WASHINGTON, June 3, 2022 /PRNewswire/ — The Concord Coalition said today that this year’s reports from the Social Security and Medicare trustees sound a blaring alarm that legislative actions must be taken soon to avoid sudden substantial benefit cuts by 2035 for Social Security and by 2028 for Medicare Part A.
“Social Security and Medicare are enormously important programs for millions of American families who rely on them to be there for current or future retirement income, disability benefits, and healthcare needs. It is stunning and deeply irresponsible that year after year lawmakers of both parties routinely ignore the trustees’ warnings that neither program is on solid financial ground,” said Robert L. Bixby, Concord’s executive director. Any ‘political leader’ worthy of that title, including those out on the 2022 campaign trail, should make it a priority to find solutions that are both fiscally and generationally responsible,” Bixby said.
As detailed in the reports, both programs contribute to steadily rising budget deficits while at the same time neither program can pay the full amount of promised benefits under current law. Ignoring the warnings in these reports will leave the public unprepared for changes that must inevitably be made to make these vital programs sustainable.
Bixby added: “The trustees’ warnings seem all the more alarming because the country is not in a position of current or projected fiscal strength. Delaying reforms would simply exaggerate generational inequities.”
To illustrate the magnitude of the challenge, the trustees estimate that one of three things must happen to keep the retirement program solvent over the next 75 years: (1) dedicated revenues would have to increase by an amount equal to an immediate and permanent payroll tax increase of 3.24 percentage points — from 12.4 percent to 15.64 percent, an immediate 26 percent increase; (2) scheduled benefits would have to be reduced, for all current and future beneficiaries, by an amount equivalent to an immediate and permanent reduction of 20.3 percent, or (3) a combination of the two.
Delaying action until 2035, when the combined Social Security trust funds are projected to become insolvent, would increase the necessary payroll tax to 16.47 percent; require a 24.9 percent benefit cut, or some combination of the two.
It is also important to remember that Social Security and Medicare do not “pay for themselves.”
The trustees’ reports confirm that Social Security and Medicare Part A (Hospital Insurance) will experience growing cash deficits in the future as they pay out more than they receive from their dedicated resources.
General federal revenues also support Medicare Part B, which provides various medical services, and Part D, which helps pay for prescription drugs.

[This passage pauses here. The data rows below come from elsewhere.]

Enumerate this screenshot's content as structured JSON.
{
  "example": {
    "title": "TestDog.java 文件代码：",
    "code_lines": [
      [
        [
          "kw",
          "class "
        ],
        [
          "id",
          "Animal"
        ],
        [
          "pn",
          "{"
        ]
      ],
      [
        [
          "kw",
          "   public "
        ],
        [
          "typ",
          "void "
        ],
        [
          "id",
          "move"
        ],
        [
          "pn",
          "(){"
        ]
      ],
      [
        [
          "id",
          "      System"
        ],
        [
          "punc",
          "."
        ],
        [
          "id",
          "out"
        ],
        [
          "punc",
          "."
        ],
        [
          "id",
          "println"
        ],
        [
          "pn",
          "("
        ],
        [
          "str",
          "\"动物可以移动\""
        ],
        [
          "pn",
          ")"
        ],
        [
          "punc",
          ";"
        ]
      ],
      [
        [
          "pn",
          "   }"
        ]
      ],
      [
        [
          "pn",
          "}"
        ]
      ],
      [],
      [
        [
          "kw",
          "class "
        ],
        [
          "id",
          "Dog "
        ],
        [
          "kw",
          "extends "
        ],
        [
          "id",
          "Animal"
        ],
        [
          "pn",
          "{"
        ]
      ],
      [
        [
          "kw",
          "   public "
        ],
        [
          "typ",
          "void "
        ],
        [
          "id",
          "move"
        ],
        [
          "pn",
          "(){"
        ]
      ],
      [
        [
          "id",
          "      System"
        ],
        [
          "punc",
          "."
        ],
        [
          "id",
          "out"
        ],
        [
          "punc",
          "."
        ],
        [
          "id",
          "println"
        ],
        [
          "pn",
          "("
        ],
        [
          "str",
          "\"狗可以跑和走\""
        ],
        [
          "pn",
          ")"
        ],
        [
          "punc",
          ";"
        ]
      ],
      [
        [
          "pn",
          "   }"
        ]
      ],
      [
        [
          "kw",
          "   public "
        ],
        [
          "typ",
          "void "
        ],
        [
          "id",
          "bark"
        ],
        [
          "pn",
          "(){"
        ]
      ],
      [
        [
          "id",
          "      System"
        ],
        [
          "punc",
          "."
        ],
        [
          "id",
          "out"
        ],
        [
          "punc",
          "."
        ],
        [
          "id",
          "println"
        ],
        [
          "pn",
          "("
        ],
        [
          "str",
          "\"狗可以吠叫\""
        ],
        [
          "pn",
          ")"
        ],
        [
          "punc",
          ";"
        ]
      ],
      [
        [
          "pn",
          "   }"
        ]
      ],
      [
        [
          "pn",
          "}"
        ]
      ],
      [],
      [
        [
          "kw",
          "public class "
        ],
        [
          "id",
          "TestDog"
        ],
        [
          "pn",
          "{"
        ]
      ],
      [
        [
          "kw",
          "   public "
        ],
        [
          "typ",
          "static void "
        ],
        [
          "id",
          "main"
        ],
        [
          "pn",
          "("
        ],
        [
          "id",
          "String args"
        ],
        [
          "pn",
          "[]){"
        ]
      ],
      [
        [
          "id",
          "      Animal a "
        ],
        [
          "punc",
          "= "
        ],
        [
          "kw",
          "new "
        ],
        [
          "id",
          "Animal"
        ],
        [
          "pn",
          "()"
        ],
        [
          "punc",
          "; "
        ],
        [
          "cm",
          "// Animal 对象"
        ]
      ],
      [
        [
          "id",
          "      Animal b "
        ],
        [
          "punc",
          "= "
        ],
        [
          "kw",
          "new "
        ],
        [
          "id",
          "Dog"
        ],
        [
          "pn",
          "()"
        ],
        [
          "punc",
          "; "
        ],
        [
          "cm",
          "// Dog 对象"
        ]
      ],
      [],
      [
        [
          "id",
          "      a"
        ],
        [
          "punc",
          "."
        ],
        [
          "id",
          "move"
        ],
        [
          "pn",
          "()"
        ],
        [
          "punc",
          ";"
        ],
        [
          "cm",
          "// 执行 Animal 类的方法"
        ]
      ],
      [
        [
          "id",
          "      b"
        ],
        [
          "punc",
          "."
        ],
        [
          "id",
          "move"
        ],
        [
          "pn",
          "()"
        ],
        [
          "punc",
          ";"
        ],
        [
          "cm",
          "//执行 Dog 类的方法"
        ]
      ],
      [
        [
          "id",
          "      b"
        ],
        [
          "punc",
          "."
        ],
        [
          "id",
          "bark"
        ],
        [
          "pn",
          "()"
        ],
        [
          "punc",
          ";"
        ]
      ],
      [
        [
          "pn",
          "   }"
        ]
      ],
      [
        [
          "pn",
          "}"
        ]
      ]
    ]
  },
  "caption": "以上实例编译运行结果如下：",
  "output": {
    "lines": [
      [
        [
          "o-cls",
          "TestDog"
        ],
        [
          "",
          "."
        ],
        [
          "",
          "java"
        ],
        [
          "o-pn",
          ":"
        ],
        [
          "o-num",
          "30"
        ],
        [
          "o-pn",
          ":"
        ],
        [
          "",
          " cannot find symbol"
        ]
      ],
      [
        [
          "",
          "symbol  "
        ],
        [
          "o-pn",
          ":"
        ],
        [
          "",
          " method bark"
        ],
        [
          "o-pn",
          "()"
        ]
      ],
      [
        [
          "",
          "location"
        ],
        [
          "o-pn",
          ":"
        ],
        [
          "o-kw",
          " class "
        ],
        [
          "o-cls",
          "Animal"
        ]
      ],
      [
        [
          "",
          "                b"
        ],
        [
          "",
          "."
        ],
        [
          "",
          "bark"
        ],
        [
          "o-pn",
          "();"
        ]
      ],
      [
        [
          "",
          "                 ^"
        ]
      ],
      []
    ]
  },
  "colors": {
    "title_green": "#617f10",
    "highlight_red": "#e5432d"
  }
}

By design, the premiums that older Americans pay for these parts of Medicare only cover about 25 percent of their costs.
According to supplemental data provided with the trustees’ report, the general revenue transfers to Social Security and Medicare totaled $554 billion in 2021 or 2.4 percent of GDP. This consisted of $126 billion for Social Security and $428 billion for Medicare. If full benefits were maintained in both programs, by 2064 these transfers would double to 4.8 percent of GDP.
The Concord Coalition also noted that for the seventh year in a row, the public trustee positions have been left vacant. This is a very serious omission.
The public trustees play a vital role in ensuring objective oversight of Social Security and Medicare finances. The two public trustees are the only trustees who are not members of the president’s administration, and by law one must be a member of the opposing party. Concord urges the president and Congress to agree on two credible candidates to fill these crucial positions in time for them to have a meaningful role in preparing the 2023 report.
View original content:https://www.prnewswire.com/news-releases/latest-social-security-and-medicare-trustees-reports-show-we-are-creeping-toward-the-cliff-301561128.html
SOURCE The Concord Coalition